On December 23, 2008, President Bush signed The Worker, Retiree, and Employer Recovery Act of 2008 into law. The law waived required minimum distributions (RMDs) for 2009 from IRAs and employer sponsored defined contribution plans (including 401(k), profit-sharing, stock bonus, 403(b), and 457(b) plans).
In many cases, because the law was passed so late in 2008, and because many inpiduals and plan sponsors were confused about how to comply with the new rules, IRA owners and plan participants received RMDs they weren't required to take, and which they didn't want. Inpiduals who received such RMDs were allowed to roll them into an IRA or eligible retirement plan (even though RMDs aren't usually eligible to be rolled over). Some inpiduals failed to complete their rollovers within 60 days, or weren't aware of their ability to roll over the funds. In some cases, employees who received RMDs as part of substantially equal periodic payments, which are also generally ineligible for rollover, were uncertain whether a rollover was allowed.

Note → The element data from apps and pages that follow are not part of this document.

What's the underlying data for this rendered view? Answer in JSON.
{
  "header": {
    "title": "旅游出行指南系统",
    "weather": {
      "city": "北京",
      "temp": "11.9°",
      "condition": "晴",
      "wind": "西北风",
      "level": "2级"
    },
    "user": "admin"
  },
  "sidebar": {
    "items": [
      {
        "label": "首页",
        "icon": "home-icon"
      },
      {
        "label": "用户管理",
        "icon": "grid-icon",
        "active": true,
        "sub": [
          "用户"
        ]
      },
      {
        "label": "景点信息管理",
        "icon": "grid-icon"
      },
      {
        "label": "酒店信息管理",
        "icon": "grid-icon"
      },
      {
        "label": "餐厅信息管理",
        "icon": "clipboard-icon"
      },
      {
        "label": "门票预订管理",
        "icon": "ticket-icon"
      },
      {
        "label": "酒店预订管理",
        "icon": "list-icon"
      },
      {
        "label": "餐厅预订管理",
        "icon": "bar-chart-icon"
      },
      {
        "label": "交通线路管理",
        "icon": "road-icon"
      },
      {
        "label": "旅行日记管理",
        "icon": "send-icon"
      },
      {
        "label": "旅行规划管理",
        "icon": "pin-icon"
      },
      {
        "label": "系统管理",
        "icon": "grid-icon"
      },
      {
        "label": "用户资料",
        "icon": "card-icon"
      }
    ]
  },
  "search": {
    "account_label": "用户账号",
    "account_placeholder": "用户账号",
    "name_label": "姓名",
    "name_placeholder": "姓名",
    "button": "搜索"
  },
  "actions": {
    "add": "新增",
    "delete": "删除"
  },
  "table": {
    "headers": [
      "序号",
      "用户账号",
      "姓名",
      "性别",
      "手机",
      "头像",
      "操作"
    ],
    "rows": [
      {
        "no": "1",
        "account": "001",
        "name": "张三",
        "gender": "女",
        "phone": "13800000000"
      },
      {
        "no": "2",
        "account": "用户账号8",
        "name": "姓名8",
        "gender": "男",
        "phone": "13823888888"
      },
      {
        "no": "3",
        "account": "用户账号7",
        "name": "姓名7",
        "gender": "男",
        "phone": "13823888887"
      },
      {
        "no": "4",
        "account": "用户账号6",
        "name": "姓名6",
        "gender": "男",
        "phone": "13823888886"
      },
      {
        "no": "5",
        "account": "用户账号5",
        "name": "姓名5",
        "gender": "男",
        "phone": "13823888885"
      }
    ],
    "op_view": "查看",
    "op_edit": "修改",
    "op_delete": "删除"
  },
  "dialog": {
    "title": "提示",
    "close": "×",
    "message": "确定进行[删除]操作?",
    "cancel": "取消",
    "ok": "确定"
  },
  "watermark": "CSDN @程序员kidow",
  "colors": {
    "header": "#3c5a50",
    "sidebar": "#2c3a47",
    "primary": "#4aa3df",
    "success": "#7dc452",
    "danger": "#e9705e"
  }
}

In Notice 2009-82, the IRS provides relief to plan participants and IRA owners who have already received an unwanted 2009 RMD, and for whom the 60-day rollover period has expired. Under the Notice, these inpiduals will generally have until November 30, 2009, to complete a rollover. This relief applies to IRA owners, plan participants, and spouse beneficiaries. (Note: this special rule does not apply to RMDs received in 2009 for 2008.) For employer-sponsored plans, the relief applies to any payment that is equal to the 2009 RMD, and to any substantially equal periodic payments the employee received during 2009 that included RMDs.

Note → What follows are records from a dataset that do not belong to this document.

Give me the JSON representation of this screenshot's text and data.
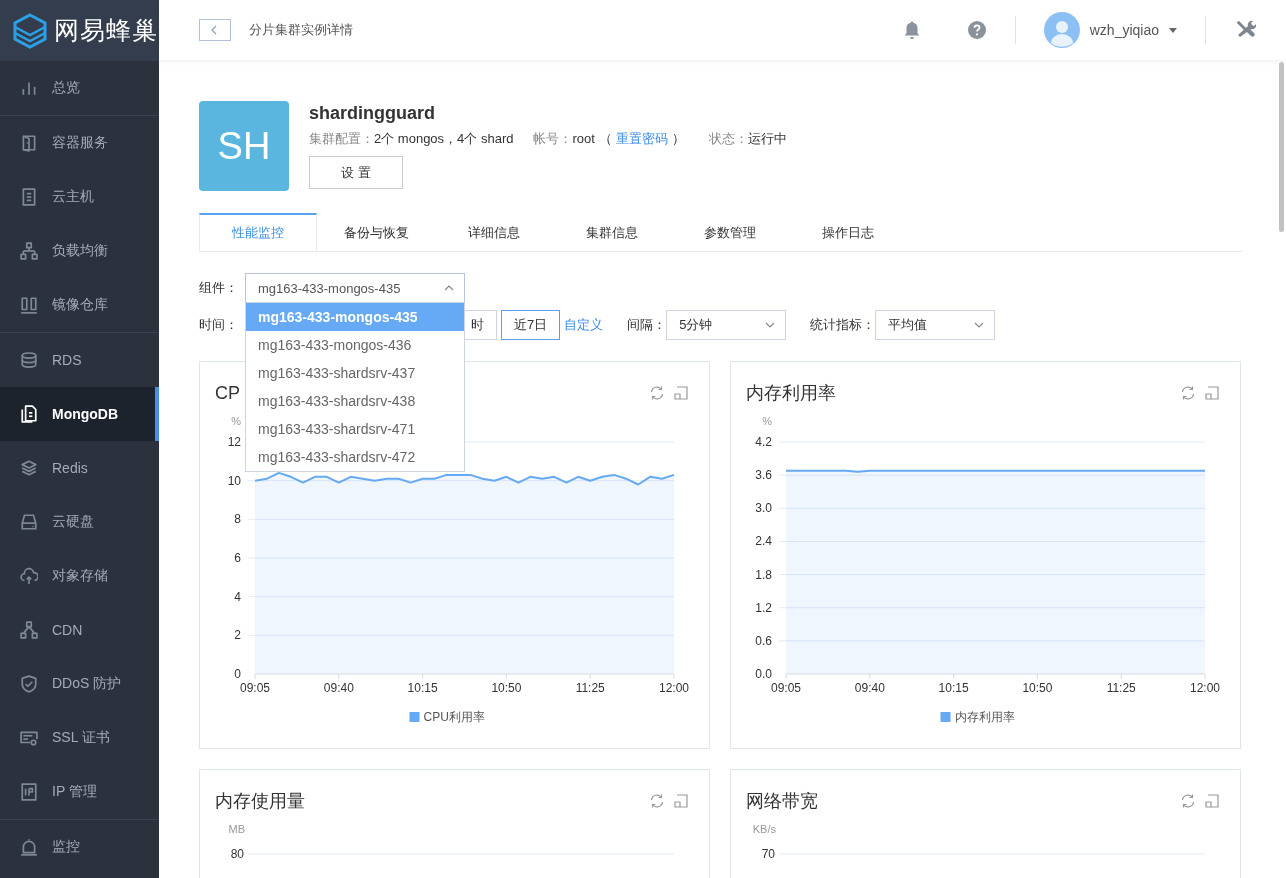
{
  "app": {
    "logo": "网易蜂巢"
  },
  "sidebar": {
    "groups": [
      [
        {
          "label": "总览",
          "selected": false
        }
      ],
      [
        {
          "label": "容器服务",
          "selected": false
        },
        {
          "label": "云主机",
          "selected": false
        },
        {
          "label": "负载均衡",
          "selected": false
        },
        {
          "label": "镜像仓库",
          "selected": false
        }
      ],
      [
        {
          "label": "RDS",
          "selected": false
        },
        {
          "label": "MongoDB",
          "selected": true
        },
        {
          "label": "Redis",
          "selected": false
        },
        {
          "label": "云硬盘",
          "selected": false
        },
        {
          "label": "对象存储",
          "selected": false
        },
        {
          "label": "CDN",
          "selected": false
        },
        {
          "label": "DDoS 防护",
          "selected": false
        },
        {
          "label": "SSL 证书",
          "selected": false
        },
        {
          "label": "IP 管理",
          "selected": false
        }
      ],
      [
        {
          "label": "监控",
          "selected": false
        }
      ]
    ]
  },
  "header": {
    "title": "分片集群实例详情",
    "user": {
      "name": "wzh_yiqiao"
    }
  },
  "instance": {
    "avatar": "SH",
    "name": "shardingguard",
    "fields": [
      {
        "label": "集群配置：",
        "value": "2个 mongos，4个 shard"
      },
      {
        "label": "帐号：",
        "value": "root",
        "paren_open": "（",
        "link": "重置密码",
        "paren_close": "）"
      },
      {
        "label": "状态：",
        "value": "运行中"
      }
    ],
    "settings_button": "设 置"
  },
  "tabs": [
    {
      "label": "性能监控",
      "selected": true
    },
    {
      "label": "备份与恢复",
      "selected": false
    },
    {
      "label": "详细信息",
      "selected": false
    },
    {
      "label": "集群信息",
      "selected": false
    },
    {
      "label": "参数管理",
      "selected": false
    },
    {
      "label": "操作日志",
      "selected": false
    }
  ],
  "filters": {
    "component": {
      "label": "组件：",
      "value": "mg163-433-mongos-435",
      "expanded": true,
      "options": [
        {
          "label": "mg163-433-mongos-435",
          "selected": true
        },
        {
          "label": "mg163-433-mongos-436",
          "selected": false
        },
        {
          "label": "mg163-433-shardsrv-437",
          "selected": false
        },
        {
          "label": "mg163-433-shardsrv-438",
          "selected": false
        },
        {
          "label": "mg163-433-shardsrv-471",
          "selected": false
        },
        {
          "label": "mg163-433-shardsrv-472",
          "selected": false
        }
      ]
    },
    "time": {
      "label": "时间：",
      "buttons": [
        {
          "label": "时",
          "selected": false
        },
        {
          "label": "近7日",
          "selected": true
        }
      ],
      "custom_link": "自定义"
    },
    "interval": {
      "label": "间隔：",
      "value": "5分钟"
    },
    "statistic": {
      "label": "统计指标：",
      "value": "平均值"
    }
  },
  "charts": [
    {
      "title": "CP",
      "chart_data": {
        "type": "area",
        "grid": true,
        "ylabel": "%",
        "ylim": [
          0,
          12
        ],
        "yticks": [
          0,
          2,
          4,
          6,
          8,
          10,
          12
        ],
        "categories": [
          "09:05",
          null,
          null,
          null,
          null,
          null,
          null,
          "09:40",
          null,
          null,
          null,
          null,
          null,
          null,
          "10:15",
          null,
          null,
          null,
          null,
          null,
          null,
          "10:50",
          null,
          null,
          null,
          null,
          null,
          null,
          "11:25",
          null,
          null,
          null,
          null,
          null,
          null,
          "12:00"
        ],
        "series": [
          {
            "name": "CPU利用率",
            "color": "#66a9f5",
            "values": [
              10.0,
              10.1,
              10.4,
              10.2,
              9.9,
              10.2,
              10.2,
              9.9,
              10.2,
              10.1,
              10.0,
              10.1,
              10.1,
              9.9,
              10.1,
              10.1,
              10.3,
              10.3,
              10.3,
              10.1,
              10.0,
              10.2,
              9.9,
              10.2,
              10.1,
              10.2,
              9.9,
              10.2,
              10.0,
              10.2,
              10.3,
              10.1,
              9.8,
              10.2,
              10.1,
              10.3
            ]
          }
        ]
      }
    },
    {
      "title": "内存利用率",
      "chart_data": {
        "type": "area",
        "grid": true,
        "ylabel": "%",
        "ylim": [
          0,
          4.2
        ],
        "yticks": [
          {
            "value": 0,
            "label": "0.0"
          },
          0.6,
          1.2,
          1.8,
          2.4,
          {
            "value": 3,
            "label": "3.0"
          },
          3.6,
          4.2
        ],
        "categories": [
          "09:05",
          null,
          null,
          null,
          null,
          null,
          null,
          "09:40",
          null,
          null,
          null,
          null,
          null,
          null,
          "10:15",
          null,
          null,
          null,
          null,
          null,
          null,
          "10:50",
          null,
          null,
          null,
          null,
          null,
          null,
          "11:25",
          null,
          null,
          null,
          null,
          null,
          null,
          "12:00"
        ],
        "series": [
          {
            "name": "内存利用率",
            "color": "#66a9f5",
            "values": [
              3.68,
              3.68,
              3.68,
              3.68,
              3.68,
              3.68,
              3.66,
              3.68,
              3.68,
              3.68,
              3.68,
              3.68,
              3.68,
              3.68,
              3.68,
              3.68,
              3.68,
              3.68,
              3.68,
              3.68,
              3.68,
              3.68,
              3.68,
              3.68,
              3.68,
              3.68,
              3.68,
              3.68,
              3.68,
              3.68,
              3.68,
              3.68,
              3.68,
              3.68,
              3.68,
              3.68
            ]
          }
        ]
      }
    },
    {
      "title": "内存使用量",
      "unit": "MB",
      "top_tick": "80"
    },
    {
      "title": "网络带宽",
      "unit": "KB/s",
      "top_tick": "70"
    }
  ]
}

The Notice cautions that the one-rollover-per-year rule still applies to IRAs. Under this rule, which applies separately to each IRA, only one rollover from a particular IRA can be made to any other IRA in a 12-month period. Roth conversions do not count as a rollover for purposes of this rule.

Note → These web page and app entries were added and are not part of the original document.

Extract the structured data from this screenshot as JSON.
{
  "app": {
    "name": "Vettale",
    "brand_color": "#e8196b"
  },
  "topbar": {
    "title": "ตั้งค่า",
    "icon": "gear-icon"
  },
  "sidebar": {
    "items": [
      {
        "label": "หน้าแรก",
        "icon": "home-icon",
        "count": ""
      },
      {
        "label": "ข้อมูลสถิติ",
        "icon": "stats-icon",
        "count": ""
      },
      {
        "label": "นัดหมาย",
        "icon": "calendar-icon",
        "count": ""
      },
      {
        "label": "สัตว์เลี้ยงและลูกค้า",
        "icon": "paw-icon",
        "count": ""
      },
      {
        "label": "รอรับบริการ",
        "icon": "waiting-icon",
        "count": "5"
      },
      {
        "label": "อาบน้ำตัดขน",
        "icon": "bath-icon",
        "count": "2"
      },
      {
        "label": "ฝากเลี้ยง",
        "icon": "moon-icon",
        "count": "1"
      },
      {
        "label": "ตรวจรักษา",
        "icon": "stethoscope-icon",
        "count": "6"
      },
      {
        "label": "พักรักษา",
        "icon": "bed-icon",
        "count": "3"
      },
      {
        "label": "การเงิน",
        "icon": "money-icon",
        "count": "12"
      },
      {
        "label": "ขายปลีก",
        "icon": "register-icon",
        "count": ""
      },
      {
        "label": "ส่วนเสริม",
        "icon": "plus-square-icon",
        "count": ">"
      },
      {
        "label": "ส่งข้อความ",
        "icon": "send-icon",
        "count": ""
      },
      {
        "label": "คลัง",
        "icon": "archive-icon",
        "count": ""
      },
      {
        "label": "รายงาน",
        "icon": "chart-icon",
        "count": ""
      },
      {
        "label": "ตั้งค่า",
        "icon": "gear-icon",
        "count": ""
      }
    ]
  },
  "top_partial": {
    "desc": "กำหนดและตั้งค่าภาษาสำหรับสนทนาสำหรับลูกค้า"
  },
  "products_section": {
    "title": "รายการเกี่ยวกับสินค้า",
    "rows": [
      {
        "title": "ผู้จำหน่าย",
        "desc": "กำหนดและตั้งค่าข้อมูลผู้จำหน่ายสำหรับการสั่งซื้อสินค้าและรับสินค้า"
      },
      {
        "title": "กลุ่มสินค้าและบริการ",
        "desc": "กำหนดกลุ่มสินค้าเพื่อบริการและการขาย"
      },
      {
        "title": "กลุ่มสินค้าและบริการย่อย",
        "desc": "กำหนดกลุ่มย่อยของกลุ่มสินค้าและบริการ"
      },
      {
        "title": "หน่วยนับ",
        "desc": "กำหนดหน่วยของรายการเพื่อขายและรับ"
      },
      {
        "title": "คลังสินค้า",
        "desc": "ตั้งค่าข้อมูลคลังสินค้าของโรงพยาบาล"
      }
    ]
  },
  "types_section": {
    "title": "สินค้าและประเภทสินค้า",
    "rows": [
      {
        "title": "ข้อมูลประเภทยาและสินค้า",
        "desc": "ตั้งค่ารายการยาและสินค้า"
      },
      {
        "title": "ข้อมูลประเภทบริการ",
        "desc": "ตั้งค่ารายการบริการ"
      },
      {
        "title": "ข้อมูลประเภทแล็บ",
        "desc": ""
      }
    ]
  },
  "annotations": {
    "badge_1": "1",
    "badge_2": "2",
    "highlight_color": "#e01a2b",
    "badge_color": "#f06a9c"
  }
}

The Notice also provides additional guidance to taxpayers and plan sponsors in the form of Q&As, including the following:
The deadline for an employee or a beneficiary that had until the end of 2009 to choose between receiving RMDs under the 5-year or the life expectancy rule is extended until the end of 2010.
In plans that permit a nonspouse beneficiary to directly roll over a deceased participant's account balance, the nonspouse designated beneficiary has until the end of 2010 to make the direct rollover and use the life expectancy rule with respect to an employee who died in 2008.
In general, the rollover can be back to the same plan that made the distribution (if the plan permits such rollovers).
The 2009 RMD waiver does not apply to substantially equal periodic payments taken in order to avoid the 10 percent early distribution tax on distributions prior to age 59½, even if the inpidual is using the "RMD method" to calculate those payments.
You can find a copy of Notice 2009-82 here.
This article was provided by Forefield and distributed by Lawrence Sprung.